Economists and investors have questioned whether the ECB could accelerate or extend its bond buying should inflation fail to return from below zero to its target.
An analysis of Reuters polls shows more than half the euro zone's most important reports on economic data since the start of the year have beaten the consensus forecast. Many have topped the highest prediction.
Germany, Europe's largest economy, has led the way.
"Looking ahead, we expect the economic recovery to broaden and strengthen gradually," ECB President Draghi told a news conference.
There are tentative signs that inflation, now running at -0.3 percent, has bottomed out.
The February reading was above forecasts, oil prices have rebounded from January lows, growth is picking up and the euro hit an 11-year low against the dollar on Thursday, boosting prospects for higher imported inflation.
"The risks surrounding the economic outlook for the euro area remain on the downside but have diminished following recent monetary policy decisions and the fall in oil prices," Draghi said, firming up his language from the ECB's Jan. 22 meeting.
The ECB is keen to stay out of the political debate over Greece's future, and Draghi signaled the ECB would not heed a plea from Athens that it be allowed to issue more short-term debt to solve short-term funding problems.
But he said the ECB had raised the amount of Emergency Lending Assistance (ELA) that the Greek central bank could provide to its banks.
Anticipation of the QE program has driven euro zone borrowing costs down to the point where Spain can borrow for 10 years at under 1.3 percent and investors actually pay for the privilege of lending to Germany for five years. Yields in Italy, Spain and Portugal dropped to record lows this week.
Some analysts have suggested the ECB would distort the bond market by buying bonds with negative yields. Draghi said it would only steer clear of bonds with yields below the ECB's -0.2 percent deposit rate.
"There's already speculation in the market that they may be forced to cut their own deposit rate if yields fall below -0.2 percent," said Danske Banks economist Pernille Bomholdt Nielsen.
"Then it would be like a dog chasing its own tale. We don’t think it will happen, but certainly there will be pressure on them to cut," she added.
Under the plan, the euro zone's national central banks will focus exclusively on buying on their domestic bond market - a move aimed at assuaging the concerns of Germans worried that pooling risks could leave them to foot the bill for any losses.
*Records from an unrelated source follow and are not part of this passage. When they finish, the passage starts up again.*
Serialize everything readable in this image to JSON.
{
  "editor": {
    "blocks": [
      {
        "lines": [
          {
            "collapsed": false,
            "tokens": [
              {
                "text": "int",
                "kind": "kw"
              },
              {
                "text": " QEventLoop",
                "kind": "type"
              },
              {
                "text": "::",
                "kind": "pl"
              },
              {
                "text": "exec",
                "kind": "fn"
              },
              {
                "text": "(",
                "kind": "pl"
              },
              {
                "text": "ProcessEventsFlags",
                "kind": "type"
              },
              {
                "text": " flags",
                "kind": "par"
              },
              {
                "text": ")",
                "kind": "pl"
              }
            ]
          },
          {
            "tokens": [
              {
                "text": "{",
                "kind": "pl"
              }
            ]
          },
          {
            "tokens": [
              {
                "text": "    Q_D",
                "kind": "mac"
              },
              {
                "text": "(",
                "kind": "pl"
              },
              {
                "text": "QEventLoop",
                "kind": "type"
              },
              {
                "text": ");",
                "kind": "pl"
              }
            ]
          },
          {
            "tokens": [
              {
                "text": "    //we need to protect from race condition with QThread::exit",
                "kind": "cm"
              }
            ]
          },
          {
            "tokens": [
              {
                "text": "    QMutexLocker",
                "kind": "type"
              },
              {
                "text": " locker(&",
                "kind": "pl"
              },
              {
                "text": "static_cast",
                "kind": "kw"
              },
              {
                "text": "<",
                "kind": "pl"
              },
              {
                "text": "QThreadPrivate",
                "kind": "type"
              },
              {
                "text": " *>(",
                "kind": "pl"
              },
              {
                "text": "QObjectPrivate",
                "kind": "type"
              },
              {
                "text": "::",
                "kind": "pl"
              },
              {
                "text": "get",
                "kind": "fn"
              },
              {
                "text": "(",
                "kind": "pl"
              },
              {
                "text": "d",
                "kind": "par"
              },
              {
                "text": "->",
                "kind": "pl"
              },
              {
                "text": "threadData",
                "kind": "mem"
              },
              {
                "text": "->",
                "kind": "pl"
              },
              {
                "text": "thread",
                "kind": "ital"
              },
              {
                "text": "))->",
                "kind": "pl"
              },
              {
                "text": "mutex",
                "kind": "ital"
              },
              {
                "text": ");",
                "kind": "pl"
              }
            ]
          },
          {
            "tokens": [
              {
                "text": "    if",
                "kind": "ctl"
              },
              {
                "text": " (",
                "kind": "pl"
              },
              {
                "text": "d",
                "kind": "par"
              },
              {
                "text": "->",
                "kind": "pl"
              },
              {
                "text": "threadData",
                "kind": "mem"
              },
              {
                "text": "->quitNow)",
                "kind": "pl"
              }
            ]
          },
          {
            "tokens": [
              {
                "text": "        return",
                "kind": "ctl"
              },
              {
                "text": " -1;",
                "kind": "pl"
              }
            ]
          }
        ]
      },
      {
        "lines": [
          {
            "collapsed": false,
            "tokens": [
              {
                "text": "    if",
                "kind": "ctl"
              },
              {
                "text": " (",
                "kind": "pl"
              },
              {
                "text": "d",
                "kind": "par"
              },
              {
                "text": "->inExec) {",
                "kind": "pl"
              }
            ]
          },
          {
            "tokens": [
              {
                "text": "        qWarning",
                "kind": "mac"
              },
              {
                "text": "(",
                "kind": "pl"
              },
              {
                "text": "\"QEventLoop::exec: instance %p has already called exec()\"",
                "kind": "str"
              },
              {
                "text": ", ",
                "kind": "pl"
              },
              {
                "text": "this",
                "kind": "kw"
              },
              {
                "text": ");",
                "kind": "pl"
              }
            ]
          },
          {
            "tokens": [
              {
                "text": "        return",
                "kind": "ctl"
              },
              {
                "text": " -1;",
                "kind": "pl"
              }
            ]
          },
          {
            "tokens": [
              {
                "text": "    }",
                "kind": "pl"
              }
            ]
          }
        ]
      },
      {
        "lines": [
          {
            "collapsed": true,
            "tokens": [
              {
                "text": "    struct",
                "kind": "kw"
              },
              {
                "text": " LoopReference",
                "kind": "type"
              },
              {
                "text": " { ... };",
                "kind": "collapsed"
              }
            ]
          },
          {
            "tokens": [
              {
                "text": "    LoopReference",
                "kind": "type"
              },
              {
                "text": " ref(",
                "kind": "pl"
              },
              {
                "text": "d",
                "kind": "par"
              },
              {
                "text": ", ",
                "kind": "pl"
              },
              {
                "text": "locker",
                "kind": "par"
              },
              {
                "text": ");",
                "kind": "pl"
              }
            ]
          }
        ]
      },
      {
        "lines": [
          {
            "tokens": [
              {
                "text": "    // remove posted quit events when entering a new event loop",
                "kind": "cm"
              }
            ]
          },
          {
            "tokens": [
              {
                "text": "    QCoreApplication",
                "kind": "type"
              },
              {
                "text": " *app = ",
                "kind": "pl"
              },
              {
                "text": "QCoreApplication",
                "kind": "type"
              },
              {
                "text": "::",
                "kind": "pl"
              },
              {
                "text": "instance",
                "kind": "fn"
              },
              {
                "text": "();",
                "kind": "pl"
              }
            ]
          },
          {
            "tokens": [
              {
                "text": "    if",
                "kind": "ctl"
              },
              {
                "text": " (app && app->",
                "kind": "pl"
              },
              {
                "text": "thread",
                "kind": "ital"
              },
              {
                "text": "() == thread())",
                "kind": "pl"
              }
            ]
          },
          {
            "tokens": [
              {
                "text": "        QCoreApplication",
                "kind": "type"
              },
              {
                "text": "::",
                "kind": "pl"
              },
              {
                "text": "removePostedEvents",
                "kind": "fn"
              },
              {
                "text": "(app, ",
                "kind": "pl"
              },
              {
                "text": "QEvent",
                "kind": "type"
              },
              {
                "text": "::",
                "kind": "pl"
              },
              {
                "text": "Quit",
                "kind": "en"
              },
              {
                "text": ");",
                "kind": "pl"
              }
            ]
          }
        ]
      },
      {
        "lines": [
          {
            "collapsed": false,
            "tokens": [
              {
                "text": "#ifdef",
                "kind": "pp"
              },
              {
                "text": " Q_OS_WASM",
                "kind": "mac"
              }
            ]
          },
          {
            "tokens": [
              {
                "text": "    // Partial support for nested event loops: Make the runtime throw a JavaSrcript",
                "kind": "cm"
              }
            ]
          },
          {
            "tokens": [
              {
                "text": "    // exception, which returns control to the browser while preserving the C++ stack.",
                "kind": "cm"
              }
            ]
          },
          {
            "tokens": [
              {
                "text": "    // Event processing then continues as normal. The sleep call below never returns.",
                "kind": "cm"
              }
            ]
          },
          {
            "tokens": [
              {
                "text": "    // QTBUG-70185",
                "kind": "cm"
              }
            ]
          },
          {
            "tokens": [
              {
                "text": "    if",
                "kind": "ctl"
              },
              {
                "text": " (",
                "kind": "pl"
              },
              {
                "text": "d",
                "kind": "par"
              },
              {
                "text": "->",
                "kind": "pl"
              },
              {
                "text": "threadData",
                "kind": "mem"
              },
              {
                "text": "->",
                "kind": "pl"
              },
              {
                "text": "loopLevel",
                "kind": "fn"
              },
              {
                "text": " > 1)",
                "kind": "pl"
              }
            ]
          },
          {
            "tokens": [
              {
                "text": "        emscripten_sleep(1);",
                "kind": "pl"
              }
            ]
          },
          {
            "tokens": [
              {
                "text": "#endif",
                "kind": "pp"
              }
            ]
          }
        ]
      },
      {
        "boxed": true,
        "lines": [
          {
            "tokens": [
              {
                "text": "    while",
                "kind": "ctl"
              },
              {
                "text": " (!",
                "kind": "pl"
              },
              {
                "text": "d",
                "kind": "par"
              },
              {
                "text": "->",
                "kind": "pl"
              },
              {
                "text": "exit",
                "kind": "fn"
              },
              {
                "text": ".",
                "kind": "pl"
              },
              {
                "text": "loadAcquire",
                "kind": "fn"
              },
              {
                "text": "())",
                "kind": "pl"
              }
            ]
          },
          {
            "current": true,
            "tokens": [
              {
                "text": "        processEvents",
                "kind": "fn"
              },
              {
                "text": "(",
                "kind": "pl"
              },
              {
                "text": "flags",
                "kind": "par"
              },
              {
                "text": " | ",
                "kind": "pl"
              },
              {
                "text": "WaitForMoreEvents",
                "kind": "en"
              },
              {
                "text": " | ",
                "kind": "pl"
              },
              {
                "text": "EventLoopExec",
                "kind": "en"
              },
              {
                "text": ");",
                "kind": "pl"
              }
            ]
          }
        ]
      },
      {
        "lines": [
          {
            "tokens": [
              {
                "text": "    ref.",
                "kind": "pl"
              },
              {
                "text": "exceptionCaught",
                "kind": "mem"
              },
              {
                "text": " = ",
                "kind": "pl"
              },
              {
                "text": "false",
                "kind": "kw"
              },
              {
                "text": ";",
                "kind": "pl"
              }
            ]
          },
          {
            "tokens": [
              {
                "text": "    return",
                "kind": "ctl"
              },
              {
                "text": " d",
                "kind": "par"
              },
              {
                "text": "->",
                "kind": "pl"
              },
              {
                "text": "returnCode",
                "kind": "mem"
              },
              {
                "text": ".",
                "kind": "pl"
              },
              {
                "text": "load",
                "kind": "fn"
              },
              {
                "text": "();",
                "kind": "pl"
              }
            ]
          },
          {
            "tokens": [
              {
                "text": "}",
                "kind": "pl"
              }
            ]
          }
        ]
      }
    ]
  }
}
Another concern is whether the ECB will find enough bonds to buy. The market is flush with uninvested cash while banks are under obligation to hold top-tier assets, like government debt.
"There may be complexities. We think they are not relevant," Draghi said, noting that more than half of euro zone sovereign bonds were held outside the currency area.
Draghi said the ball was now in the court of euro zone governments, who must contribute "decisively" to economic recovery with structural economic reforms.
In a pointed remark aimed at France, which last week won two extra years to bring its deficit under the EU limit, Draghi called for Europe's budget rules to be respected.
"Full and consistent implementation of the Stability and Growth Pact is key for confidence in our fiscal framework," he said.
Additional reporting by Michele Kambas in Nicosia and Paul Carrel in Frankfurt. Writing by Mike Peacock. Editing by Jeremy Gaunt